(Data extracted from a collection)
※ ※ ※

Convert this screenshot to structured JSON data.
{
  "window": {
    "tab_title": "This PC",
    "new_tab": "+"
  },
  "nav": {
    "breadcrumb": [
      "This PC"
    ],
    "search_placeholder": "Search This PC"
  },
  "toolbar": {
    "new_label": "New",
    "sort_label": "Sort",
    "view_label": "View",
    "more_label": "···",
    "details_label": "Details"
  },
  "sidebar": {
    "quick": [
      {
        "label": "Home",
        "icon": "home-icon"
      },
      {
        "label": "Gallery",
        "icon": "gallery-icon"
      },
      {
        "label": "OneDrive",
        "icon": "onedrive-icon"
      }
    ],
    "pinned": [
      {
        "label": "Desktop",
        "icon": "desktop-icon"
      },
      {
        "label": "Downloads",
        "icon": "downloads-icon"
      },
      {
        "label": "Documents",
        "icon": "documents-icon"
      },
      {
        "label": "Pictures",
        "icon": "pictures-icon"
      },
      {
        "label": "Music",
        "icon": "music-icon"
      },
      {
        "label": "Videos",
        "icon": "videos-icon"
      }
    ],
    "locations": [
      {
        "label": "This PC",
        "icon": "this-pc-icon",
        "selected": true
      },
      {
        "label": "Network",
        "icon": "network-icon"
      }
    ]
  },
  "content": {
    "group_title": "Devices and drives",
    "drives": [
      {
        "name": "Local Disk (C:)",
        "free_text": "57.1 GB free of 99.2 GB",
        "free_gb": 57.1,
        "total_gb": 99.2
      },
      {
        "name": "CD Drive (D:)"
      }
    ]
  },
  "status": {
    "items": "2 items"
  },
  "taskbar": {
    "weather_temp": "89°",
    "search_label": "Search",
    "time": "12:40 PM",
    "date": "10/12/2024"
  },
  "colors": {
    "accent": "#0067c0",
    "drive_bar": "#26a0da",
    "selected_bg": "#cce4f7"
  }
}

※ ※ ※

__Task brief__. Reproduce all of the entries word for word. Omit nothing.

__The completed task__.
Convert this screenshot to structured JSON data.
{
  "window": {
    "tab_title": "This PC",
    "new_tab": "+"
  },
  "nav": {
    "breadcrumb": [
      "This PC"
    ],
    "search_placeholder": "Search This PC"
  },
  "toolbar": {
    "new_label": "New",
    "sort_label": "Sort",
    "view_label": "View",
    "more_label": "···",
    "details_label": "Details"
  },
  "sidebar": {
    "quick": [
      {
        "label": "Home",
        "icon": "home-icon"
      },
      {
        "label": "Gallery",
        "icon": "gallery-icon"
      },
      {
        "label": "OneDrive",
        "icon": "onedrive-icon"
      }
    ],
    "pinned": [
      {
        "label": "Desktop",
        "icon": "desktop-icon"
      },
      {
        "label": "Downloads",
        "icon": "downloads-icon"
      },
      {
        "label": "Documents",
        "icon": "documents-icon"
      },
      {
        "label": "Pictures",
        "icon": "pictures-icon"
      },
      {
        "label": "Music",
        "icon": "music-icon"
      },
      {
        "label": "Videos",
        "icon": "videos-icon"
      }
    ],
    "locations": [
      {
        "label": "This PC",
        "icon": "this-pc-icon",
        "selected": true
      },
      {
        "label": "Network",
        "icon": "network-icon"
      }
    ]
  },
  "content": {
    "group_title": "Devices and drives",
    "drives": [
      {
        "name": "Local Disk (C:)",
        "free_text": "57.1 GB free of 99.2 GB",
        "free_gb": 57.1,
        "total_gb": 99.2
      },
      {
        "name": "CD Drive (D:)"
      }
    ]
  },
  "status": {
    "items": "2 items"
  },
  "taskbar": {
    "weather_temp": "89°",
    "search_label": "Search",
    "time": "12:40 PM",
    "date": "10/12/2024"
  },
  "colors": {
    "accent": "#0067c0",
    "drive_bar": "#26a0da",
    "selected_bg": "#cce4f7"
  }
}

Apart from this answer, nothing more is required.